That information was not provided, Hearn said.
“We had two meetings with them in 2013,” Hearn said. “I think it’s fair to say that they know what our concerns are.”
Recently, CRDA published statistics regarding its industry recruitment and job creation results. However, analysis by the counties indicates that those numbers are inflated; many of the projects cited in the statistics were actually expansions of existing businesses – in which the alliance had no real involvement, Hearn said.
What approach the county will ultimately take is not yet clear, he said.
“We really haven’t thought about that yet – the regional approach has been the approach that seems to work and we don’t want to abandon that,” Hearn said.
Bailey said he is open to exploring other options and in fact was planning to attend a meeting with Bobby Hitt of the SC Department of Commerce and other tri-county area officials scheduled for Aug. 15.
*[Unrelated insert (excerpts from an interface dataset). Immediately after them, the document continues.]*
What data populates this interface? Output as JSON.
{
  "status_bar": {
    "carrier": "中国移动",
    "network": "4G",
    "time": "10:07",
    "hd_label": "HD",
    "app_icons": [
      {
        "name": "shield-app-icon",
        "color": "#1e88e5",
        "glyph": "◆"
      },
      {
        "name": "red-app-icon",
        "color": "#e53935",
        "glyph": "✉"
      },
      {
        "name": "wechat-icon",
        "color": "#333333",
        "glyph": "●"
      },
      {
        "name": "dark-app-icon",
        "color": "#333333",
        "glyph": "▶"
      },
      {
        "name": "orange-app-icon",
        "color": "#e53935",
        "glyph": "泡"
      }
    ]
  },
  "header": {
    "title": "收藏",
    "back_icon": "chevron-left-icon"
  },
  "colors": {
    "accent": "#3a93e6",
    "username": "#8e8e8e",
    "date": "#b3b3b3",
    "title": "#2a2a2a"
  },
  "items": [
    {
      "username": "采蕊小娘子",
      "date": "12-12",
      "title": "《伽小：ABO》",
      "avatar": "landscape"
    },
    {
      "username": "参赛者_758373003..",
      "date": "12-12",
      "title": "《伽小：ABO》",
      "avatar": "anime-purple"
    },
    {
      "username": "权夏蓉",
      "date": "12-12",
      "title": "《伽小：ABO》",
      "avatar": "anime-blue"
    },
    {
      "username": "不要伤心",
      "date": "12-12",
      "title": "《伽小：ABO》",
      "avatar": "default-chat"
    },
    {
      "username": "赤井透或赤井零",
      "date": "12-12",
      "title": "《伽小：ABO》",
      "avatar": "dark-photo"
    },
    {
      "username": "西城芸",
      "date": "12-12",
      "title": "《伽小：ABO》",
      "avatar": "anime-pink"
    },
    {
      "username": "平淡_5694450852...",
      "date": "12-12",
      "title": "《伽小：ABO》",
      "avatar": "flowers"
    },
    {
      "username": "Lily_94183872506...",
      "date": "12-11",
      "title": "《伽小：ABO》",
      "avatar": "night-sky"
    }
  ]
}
“Personally, I can’t see that the CRDA has done anything for Dorchester County as far as economic development has gone,” Bailey said. “If the three counties can get together and talk with the Department of Commerce and segregate away from the CRDA, I have no problem with that.
“Personally, I think we’re better off without them.”
Still, council seems to be united in keeping its commitment to CRDA, at least for this year, councilmembers agree.
“I can tell you at this point that council has no plan to come back, revisit the issue and decide whether or not to pull out,” Hearn said. “However, given the events that have transpired, it is inevitable that the discussion will come back up.”